Because each study’s focus is relatively narrow, neither should be used to make generalizations about the overall initiative. Recognizing, however, that these studies have been interpreted as broad indictments of the HPCCI, the committee will address in its final report the larger set of issues implied by the GAO and CBO reports, including the possibility of developing standards by which to judge overall HPCCI program performance.
In early 1994, science policy activities in the executive branch were reorganized; broad oversight for the HPCCI is now provided by the National Science and Technology Council (NSTC) through its Committee on Information and Communication (CIC). The High Performance Computing, Communications, and Information Technology subcommittee and the National Coordination Office, both of which report to OSTP through the CIC, continue to promote ongoing cooperation among the involved HPCCI agencies. The NCO also continues as the external liaison and as the publisher of the annual “blue books.” The committee’s final report will examine the effects of the large number of committees associated with the HPCCI. The final report will also examine the recent reorganization’s effects on the NCO and on the initiative.
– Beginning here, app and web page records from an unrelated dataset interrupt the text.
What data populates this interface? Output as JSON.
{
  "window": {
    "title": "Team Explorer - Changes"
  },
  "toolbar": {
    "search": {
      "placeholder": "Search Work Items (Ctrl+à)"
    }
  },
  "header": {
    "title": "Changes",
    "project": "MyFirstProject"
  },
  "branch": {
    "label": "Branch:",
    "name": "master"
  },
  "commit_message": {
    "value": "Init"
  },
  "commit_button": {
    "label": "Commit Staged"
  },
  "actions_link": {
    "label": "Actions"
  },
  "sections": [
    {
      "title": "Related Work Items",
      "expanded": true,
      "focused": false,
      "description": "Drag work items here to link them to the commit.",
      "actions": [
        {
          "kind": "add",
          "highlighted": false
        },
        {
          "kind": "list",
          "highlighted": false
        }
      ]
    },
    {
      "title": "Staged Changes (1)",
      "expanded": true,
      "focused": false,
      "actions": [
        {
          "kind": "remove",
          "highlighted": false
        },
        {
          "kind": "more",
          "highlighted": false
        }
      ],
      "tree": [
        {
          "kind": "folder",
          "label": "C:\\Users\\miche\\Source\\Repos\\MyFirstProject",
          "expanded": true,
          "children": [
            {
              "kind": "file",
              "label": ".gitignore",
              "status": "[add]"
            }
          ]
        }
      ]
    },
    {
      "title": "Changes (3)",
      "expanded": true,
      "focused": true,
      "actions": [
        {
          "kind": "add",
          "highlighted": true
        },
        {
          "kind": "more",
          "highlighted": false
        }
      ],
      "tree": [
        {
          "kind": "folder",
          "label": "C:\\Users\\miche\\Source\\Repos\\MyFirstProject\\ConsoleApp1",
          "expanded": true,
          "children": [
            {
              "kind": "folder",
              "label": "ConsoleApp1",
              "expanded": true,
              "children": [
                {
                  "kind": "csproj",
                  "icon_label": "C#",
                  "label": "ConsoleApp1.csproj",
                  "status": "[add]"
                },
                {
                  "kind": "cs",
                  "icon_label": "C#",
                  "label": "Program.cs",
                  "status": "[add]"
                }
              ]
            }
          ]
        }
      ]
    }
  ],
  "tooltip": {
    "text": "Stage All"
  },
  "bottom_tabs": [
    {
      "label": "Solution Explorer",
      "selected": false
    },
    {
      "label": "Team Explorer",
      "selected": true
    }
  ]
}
The HPCCI’s multiagency budget is more complex than it would be had the program been started from scratch within a single agency. While complexity is inherent in multiagency programs and budgets, it has added to the confusion about spending priorities and accomplishments for the initiative. When the High Performance Computing and Communications Initiative was proposed in the executive budget for FY 1992, the agencies involved identified from their existing FY 1991 activities a base that contributed to the goals of the program. According to Grand Challenges: High Performance Computing and Communications: The FY 1992 U.S. Research and Development Program, the “blue book” report accompanying the president’s budget, this initial base totaled $489.4 million.8 In each subsequent year, agencies have added to this base in two ways: (1) by identifying additional existing programs that contribute to HPCCI goals and (2) by reprogramming and relabeling agency funds to support relevant aspects of the HPCCI. To this base of “identified” activities, Congress has added some funding each year for new activities or the expansion of existing efforts.
The result is that the $1.1 billion requested for fiscal 1995 is composed of three elements: (1) funds for the continuation of agency activities that were in existence when the HPCCI started and were designated in the 1992 base budget, (2) funds for existing or redirected programs that have since been designated as being a part of the HPCCI, and (3) additional funds for new activities or expansion of existing efforts. It is difficult to determine exactly how large each element is and to make interagency comparisons, because each agency has used slightly different approaches for identifying existing efforts and somewhat different formats for supporting program and budgetary detail. The committee will more closely examine the financial aspects of the HPCCI in its final report.